We were fortunate to be exploring this part of the world at this time of the year because any sooner and it would have been too cold and any later too hot to have both a refreshing morning trot and a leisurely start to the day. What a novelty to be able to run in these surroundings and deposit ourselves on the riverbank (which looked remarkably like a beach!).

Also in no particular hurry – with our host having invited us to take our time checking out and to just leave the keys in the door (!) – we were able to take our time exploring the farm and still fashion a relaxed brunch from the things we’d brought with us in our cooler, planning ahead for our remote location and self-catering.


Monday 2 August

Having previously enquired, we were expecting no-option self-catering at our overnight on the Bezalel Wine and Brandy Estate, so we broke the 130km-odd journey up with a quick stop at Kalahari Mall (which an inadvertent slip of the tongue had us calling it Calamari Hall from the get-go) in Upington to get a few supplies. Nothing fancy, just snacks and treats to see us through, with lunch to be the main meal of the day.

It was very easy to spot our home for the night, with a very conspicuous castle-like entrance on the main N14 road we were travelling from Upington.

We knew immediately that we’d chosen the right place when we were met at the door by an enormous chocolate coloured dog, who took to us immediately and spent the better part of the afternoon bringing us things to throw for him to retrieve.

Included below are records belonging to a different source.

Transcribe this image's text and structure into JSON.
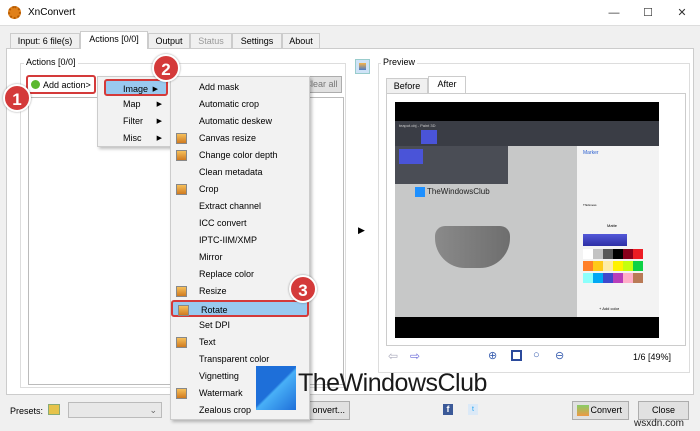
{
  "window": {
    "title": "XnConvert",
    "controls": [
      "—",
      "☐",
      "✕"
    ]
  },
  "tabs": [
    {
      "label": "Input: 6 file(s)"
    },
    {
      "label": "Actions [0/0]"
    },
    {
      "label": "Output"
    },
    {
      "label": "Status"
    },
    {
      "label": "Settings"
    },
    {
      "label": "About"
    }
  ],
  "actions": {
    "group_label": "Actions [0/0]",
    "add_action": "Add action>",
    "clear_all": "Clear all"
  },
  "menu_categories": [
    {
      "label": "Image"
    },
    {
      "label": "Map"
    },
    {
      "label": "Filter"
    },
    {
      "label": "Misc"
    }
  ],
  "image_submenu": [
    "Add mask",
    "Automatic crop",
    "Automatic deskew",
    "Canvas resize",
    "Change color depth",
    "Clean metadata",
    "Crop",
    "Extract channel",
    "ICC convert",
    "IPTC-IIM/XMP",
    "Mirror",
    "Replace color",
    "Resize",
    "Rotate",
    "Set DPI",
    "Text",
    "Transparent color",
    "Vignetting",
    "Watermark",
    "Zealous crop"
  ],
  "badges": [
    "1",
    "2",
    "3"
  ],
  "preview": {
    "group_label": "Preview",
    "tabs": [
      "Before",
      "After"
    ],
    "page_info": "1/6 [49%]",
    "image": {
      "title": "teapot.obj - Paint 3D",
      "watermark": "TheWindowsClub",
      "panel_title": "Marker",
      "thickness": "Thickness",
      "finish": "Matte",
      "add_color": "+ Add color",
      "colors": [
        "#ffffff",
        "#c3c3c3",
        "#585858",
        "#000000",
        "#88001b",
        "#ec1c24",
        "#ff7f27",
        "#ffca18",
        "#fdeca6",
        "#fff200",
        "#c4ff0e",
        "#0ed145",
        "#8cfffb",
        "#00a8f3",
        "#3f48cc",
        "#b83dba",
        "#ffaec8",
        "#b97a56"
      ]
    }
  },
  "bottom": {
    "presets_label": "Presets:",
    "convert_ellipsis": "onvert...",
    "convert": "Convert",
    "close": "Close"
  },
  "overlay": {
    "watermark": "TheWindowsClub",
    "site": "wsxdn.com"
  }
}
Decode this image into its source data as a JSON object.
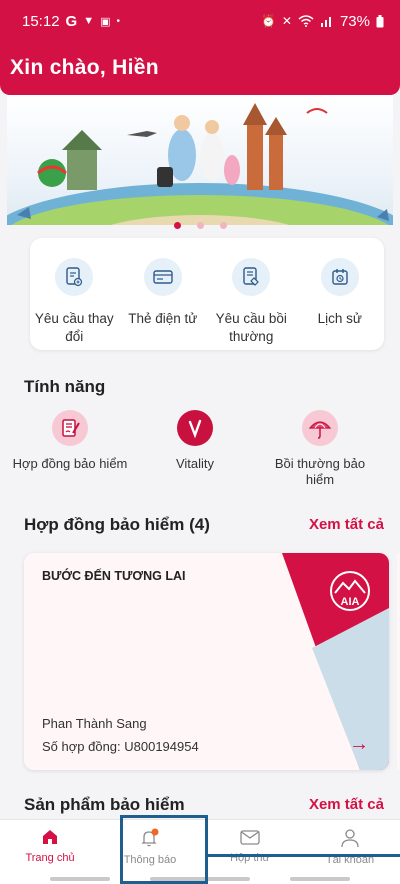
{
  "status_bar": {
    "time": "15:12",
    "battery": "73%"
  },
  "header": {
    "greeting": "Xin chào, Hiền"
  },
  "banner": {
    "slides": 3,
    "active_slide": 1
  },
  "quick_actions": [
    {
      "label": "Yêu cầu thay đổi",
      "icon": "request-change-icon"
    },
    {
      "label": "Thẻ điện tử",
      "icon": "e-card-icon"
    },
    {
      "label": "Yêu cầu bồi thường",
      "icon": "claim-request-icon"
    },
    {
      "label": "Lịch sử",
      "icon": "history-icon"
    }
  ],
  "features": {
    "title": "Tính năng",
    "items": [
      {
        "label": "Hợp đồng bảo hiểm",
        "icon": "contract-icon"
      },
      {
        "label": "Vitality",
        "icon": "vitality-icon"
      },
      {
        "label": "Bồi thường bảo hiểm",
        "icon": "umbrella-icon"
      }
    ]
  },
  "contracts": {
    "title": "Hợp đồng bảo hiểm (4)",
    "see_all": "Xem tất cả",
    "card": {
      "product": "BƯỚC ĐẾN TƯƠNG LAI",
      "holder": "Phan Thành Sang",
      "number": "Số hợp đồng: U800194954",
      "brand": "AIA"
    }
  },
  "products": {
    "title": "Sản phẩm bảo hiểm",
    "see_all": "Xem tất cả"
  },
  "bottom_nav": [
    {
      "label": "Trang chủ",
      "icon": "home-icon",
      "active": true
    },
    {
      "label": "Thông báo",
      "icon": "bell-icon",
      "active": false
    },
    {
      "label": "Hộp thư",
      "icon": "mail-icon",
      "active": false
    },
    {
      "label": "Tài khoản",
      "icon": "user-icon",
      "active": false
    }
  ],
  "colors": {
    "brand": "#d31145",
    "icon_bg": "#e6f0f8",
    "highlight": "#1f5f8f"
  }
}
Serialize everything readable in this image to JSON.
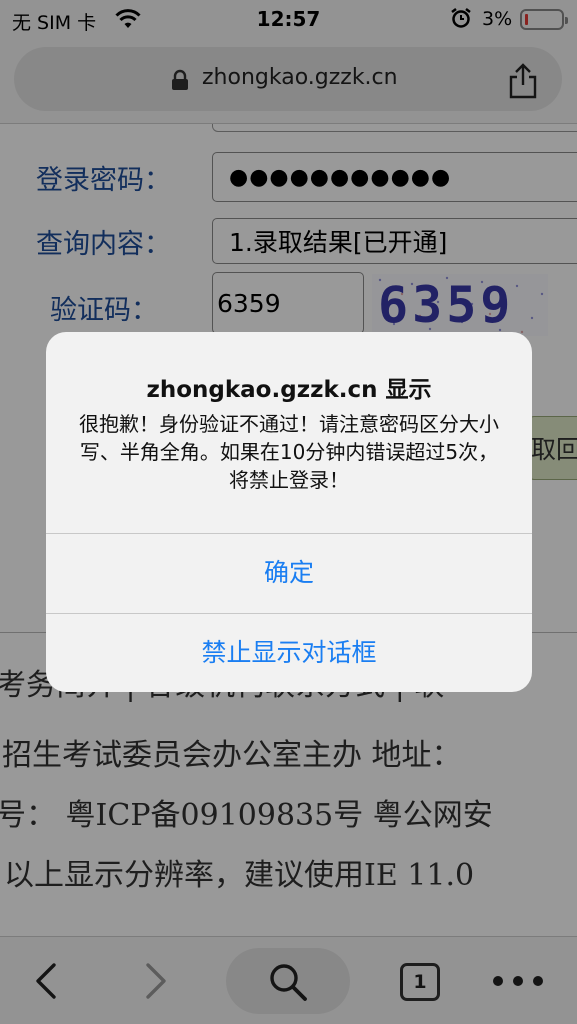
{
  "status_bar": {
    "carrier": "无 SIM 卡",
    "time": "12:57",
    "battery_percent": "3%",
    "battery_level": 0.03,
    "icons": [
      "wifi-icon",
      "alarm-icon",
      "battery-icon"
    ]
  },
  "browser": {
    "url": "zhongkao.gzzk.cn",
    "icons": [
      "lock-icon",
      "share-icon"
    ]
  },
  "form": {
    "password_label": "登录密码：",
    "password_value": "●●●●●●●●●●●",
    "query_label": "查询内容：",
    "query_value": "1.录取结果[已开通]",
    "captcha_label": "验证码：",
    "captcha_value": "6359",
    "captcha_image_text": "6359",
    "side_button_label": "取回密"
  },
  "footer": {
    "line1": "考务简介 | 各级机构联系方式 | 联",
    "line2": "招生考试委员会办公室主办 地址：",
    "line3": "号： 粤ICP备09109835号  粤公网安",
    "line4": "以上显示分辨率，建议使用IE 11.0"
  },
  "alert": {
    "title": "zhongkao.gzzk.cn 显示",
    "message": "很抱歉！身份验证不通过！请注意密码区分大小写、半角全角。如果在10分钟内错误超过5次，将禁止登录！",
    "confirm_label": "确定",
    "block_label": "禁止显示对话框"
  },
  "toolbar": {
    "tab_count": "1",
    "icons": [
      "back-icon",
      "forward-icon",
      "search-icon",
      "tabs-icon",
      "more-icon"
    ]
  },
  "colors": {
    "form_label": "#1f4e9a",
    "alert_button": "#1a7ef2",
    "overlay": "rgba(0,0,0,0.40)"
  }
}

With the afternoon’s primary entertainment being a wine and brandy tasting, we prioritised getting a good lunch on board to line the stomach. For once we, never usually liking to be the only people in a restaurant, were grateful for the freedoms it allowed, so we could take off our masks and enjoy the garden and playing fetch like good humans.

With a hearty lamb pie and delicious springbok ciabatta behind us, we started our tasting at around 3pm. 

Martiens, the owner and 4th generation farmer on the Dyasons Settlement, narrated us through a captivating couple of hours, effortlessly mixing tastes of their wine, brandy and infusion products with education on how everything is made and colourful anecdotes of his family’s heritage and experiences.

There was lots to tell, bearing in mind his great-grandfather had started Bezalel Estate, having moved to the Kalahari from Johannesburg, where his grandfather had been the Bezuidenhout who owned the farm that included the current Bez Valley!

We walked away richer for the experience and with a selection of bottles of what was available for sale.

The area and industry had really suffered from the prohibitions of the last couple of years so we were pleased to be able to support local industry with such self-satisfaction.

We returned to our cottage at around 5, in time to crack open a bottle of the Colombard we’d just procured and wile away the sunset overlooking the vineyards and the tranquil little pond that completed the picture.